Bonus Plan Benefits

Benefits to the Employer:

  • A current income tax deduction for compensation paid and a benefit provided to the employee.
  • Employer can discriminate in selecting the employees who will receive the benefit.
  • Employer can establish performance goals that must be reached for the employee to receive bonus.
  • Easy to install and administer.
  • Helps retain valued employees.
Benefits to the the Employee:

  • A cash bonus is provided to cover cost of permanent life insurance coverage.
  • Employee’s out-of-pocket cost is limited to income tax owed on the bonus paid.
  • Insurance policy cash value grows tax-deferred to provide supplemental retirement income
  • Additional family protection is provided in the event of a premature death
  • Employee owns the life insurance policy and names policy beneficiaries.

-article taken from Columbus Life Advanced Markets Insights, Columbus Life Insurance Company, 400 E. 4th Street, Cincinnati, OH 45202-3302. From September 2011

Thursday, January 12, 2012

Newsad Insurance Service

Company Value Statement

  1. To provide my clients with the ut-most honesty and standards of fairness.

  1. To maintain a high level of personal service in the life insurance and financial service industry.

  1. To provide advertising and sales material that is clear, honest and fair to its content.

  1. To offer my clients and potential clients a true independent source of Life Insurance, Disability, Health Insurance, and Fixed Investments.

  1. To comply with all state and Federal Insurance Regulations

  1. To operate my business in the highest standard’s and practices of the million dollar round table.

Tuesday, January 3, 2012

Valuing a Key Employee

Valuing a Key Employee

There is not an easy method for determining the value of a key employee. Business owners customarily use one of three methods to estimate the worth of an employee to their company. 

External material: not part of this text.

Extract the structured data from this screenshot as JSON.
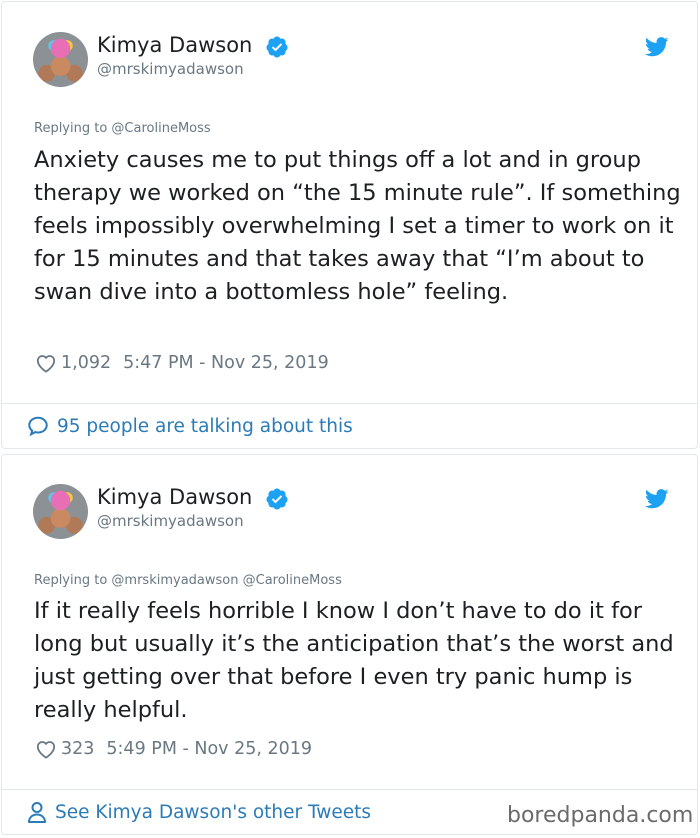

  • Multiple of Compensation: Annual compensation multiplied by a selected factor determined in part by the difficulty the business will have in replacing the employee. (This method needs to be adjusted to market salary if the employee is an owner that is being paid only a small salary which does not accurately reflect his or her value to the business.)
  • Contribution to Profits: The company’s total excess profit is multiplied by the percentage of the company’s profit attributable to the key employee, then multiplied by the number of years needed to find and train a competent replacement.
  • Cost of Replacement: The total of the direct, out-of-pocket costs involved in finding, hiring, and training a replacement, as well as the estimated “loss of opportunity” costs.

Pre-Funding the Loss of a Key Employee

Most businesses do not have the necessary funds on hand to meet the unexpected costs related to the loss of a key employee. Many business owners choose life insurance to protect themselves against the loss of a key employee. The premiums are small compared to the lump sum which will be available when death occurs.

  If permanent type policies are used and the key person becomes disabled or leaves, policy values can be available to the business in time of need. Additionally the business may be able to continue the policy with a new key person as the insured.

How Does It Work?
Key person life insurance is a simple concept for business owners to understand. The business applies for, pays premiums on, owns and is the beneficiary of a life insurance policy on the key person’s life.
Premiums are not income tax-deductible, but death benefits are received by the business income tax-free if the requirements under IRC 101 (j) for employer-owned life insurance are met. IRC 101 (j) requires a signed notice and consent from executed before the issuance of the policy and other administrative reporting. Life insurance proceeds received by a C corporation may be subject to Alternative Minimum Tax.
Life insurance is a logical solution to the uncertainty of loss of a key employee. Having a plan in place will help ensure the continued success of the business in difficult times. Columbus Life offers various types of policies to meet coverage and premium needs. Contact your Columbus Life financial professional for more information.

 -article taken from Columbus Life Advanced Markets Insights, Columbus Life Insurance Company, 400 E. 4th Street, Cincinnati, OH 45202-3302. From September 2011